About the Project
To ensure that the digital version of the report would be completely accurate, so as to support scholarly work, the digitized text was proofread twice, first by the teams in Victoria, B.C. (English version) and Saint-Alphonse Rodriguez, Qué (French version), and then by team members at the National Library of Canada. In keeping with this, all typographical errors which occurred in the original published report were retained for this electronic version, and were marked with [sic]. Occasionally, editorial clarifications have been made. Blank pages have been noted as such, normally by providing a footnote to that effect.
Graphics for this site were deliberately kept to a minimum. The report itself and the volume of studies contain no graphical elements save the covers and the coat of arms. Similarly, the briefs contain very few graphical elements, the chief exceptions being organizational logos, and this normally on covering letters. It is the text itself which holds centre stage.
Page numbers were retained throughout the digitized text, so that it would be possible to cite the original when working from the digitized version. All of the page numbers in the text of the report up to page 408 have been "anchored" so that the index can refer to them. These page anchors may also be useful for anyone who is writing a paper for the web and who wishes to refer to this online version via a hypertext link. The structure of the anchors follows the pattern of:
The links in the report index were created using a batch program once the anchors in the pages had been established. This reduced the amount of work involved in establishing 98% of the over 1500 index links to a few minutes. Nevertheless, some of the links, such as "see" and "see also", were established manually, as that was more efficient.
The briefs have been transcribed from the originals, with the emphasis on ensuring accuracy of textual content rather than on representation of the page layout. In two cases, appendices submitted with the briefs are missing from the originals held by the National Library (submissions from the Canadian Council for Reconstruction for UNESCO and the Canadian Library Association). The Library will seek to add the missing appendices in the near future. As with the report, page numbers have been retained. As necessary, unnumbered leaves have been identified by placing a page number or a comment between square brackets, e.g., [title page], [- 1 -], etc.
For the French-language briefs, two kinds of stylistic adjustments have been made:
Otherwise, the briefs have been rendered as submitted.
For this project, the scope of materials to be digitized was limited to:
The principle exclusions from the project were the typescript versions of the studies commissioned, and the letters submitted unless they were (a) part of a brief (e.g., a covering letter); or (b) briefs in their own right (and thus listed in Appendix I of the report).
The project incorporates evaluation and digitization research components, and more work will continue on this aspect. First, the National Library intends to consult users (e.g., via focus groups) about the site and the usefulness of the digitized materials, and what they would wish to see in the future. Second, as a pilot, the files on this site incorporate embedded GILs (Government Information Locator Service) metadata. This will be assessed as part of the Library's ongoing investigation of standards and best practices for embedding metadata in electronic documents. Third, the project results have been subjected to statistical measures of the accuracy of the conversion of the texts to digital form. This information will be useful for benchmarking and planning digitization of lengthy texts such as these.

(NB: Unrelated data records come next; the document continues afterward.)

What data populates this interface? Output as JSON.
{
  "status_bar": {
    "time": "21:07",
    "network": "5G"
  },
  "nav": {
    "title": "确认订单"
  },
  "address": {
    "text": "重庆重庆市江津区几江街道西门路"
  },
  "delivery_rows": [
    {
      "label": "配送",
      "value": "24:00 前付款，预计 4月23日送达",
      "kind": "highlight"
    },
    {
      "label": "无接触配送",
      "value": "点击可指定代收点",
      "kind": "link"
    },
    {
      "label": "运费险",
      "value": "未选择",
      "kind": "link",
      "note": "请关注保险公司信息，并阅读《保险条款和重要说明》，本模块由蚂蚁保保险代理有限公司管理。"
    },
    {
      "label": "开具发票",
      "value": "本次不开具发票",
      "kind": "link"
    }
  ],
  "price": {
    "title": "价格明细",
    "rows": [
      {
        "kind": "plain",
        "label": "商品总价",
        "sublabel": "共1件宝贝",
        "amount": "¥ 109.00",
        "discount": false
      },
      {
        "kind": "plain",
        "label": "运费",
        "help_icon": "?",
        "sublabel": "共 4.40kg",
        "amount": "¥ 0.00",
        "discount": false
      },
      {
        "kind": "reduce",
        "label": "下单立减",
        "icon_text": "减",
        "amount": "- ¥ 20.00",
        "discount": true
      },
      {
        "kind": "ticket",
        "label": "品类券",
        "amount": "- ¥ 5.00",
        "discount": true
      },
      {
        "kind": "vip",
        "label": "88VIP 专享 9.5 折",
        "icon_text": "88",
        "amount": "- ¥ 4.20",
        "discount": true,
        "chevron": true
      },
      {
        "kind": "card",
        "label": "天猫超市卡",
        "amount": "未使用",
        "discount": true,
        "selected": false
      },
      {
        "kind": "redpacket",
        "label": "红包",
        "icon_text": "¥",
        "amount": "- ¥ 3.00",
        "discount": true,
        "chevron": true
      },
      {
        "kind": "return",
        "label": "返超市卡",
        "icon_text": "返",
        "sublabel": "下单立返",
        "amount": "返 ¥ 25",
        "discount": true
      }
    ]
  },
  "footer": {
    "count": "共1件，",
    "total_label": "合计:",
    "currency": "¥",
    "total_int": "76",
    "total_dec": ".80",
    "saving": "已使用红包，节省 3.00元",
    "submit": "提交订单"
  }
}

Projects of this size reflect the combined strengths of many different contributors. First, we gratefully acknowledge Industry Canada's SchoolNet Digital Collections programme (now Canada's Digital Collections) for their funding for the project, which is one of several National Library projects they have sponsored and added to the Canada's Digital Collections site (http://collections.ic.gc.ca). In addition, we are grateful for the support of Bell Canada through the Stentor Alliance. Sincere thanks also go to Dr. Paul Litt (author of a major monograph on the Massey Commission) for kindly suggesting - on very short notice - a number of briefs for digitization. Anita M. Vandenbeld and the members of the Executive Committee of the http://www.acs.ucalgary.ca/~osnhc/ Organization for the History of Canada were very helpful in providing several contacts in the scholarly community. And, of course, our sincere appreciation is also extended to the Privy Council Office for permission to digitize the report, studies, and briefs submitted to the Commission.
Thanks are also due to several National Library managers and staff members who played key roles in the project: Paul McCormick, Margo Wiper, Linda Sigouin, Claire Bourassa, Nancy Brodie, and Alison Bullock and Ginette Soulière and their staffs.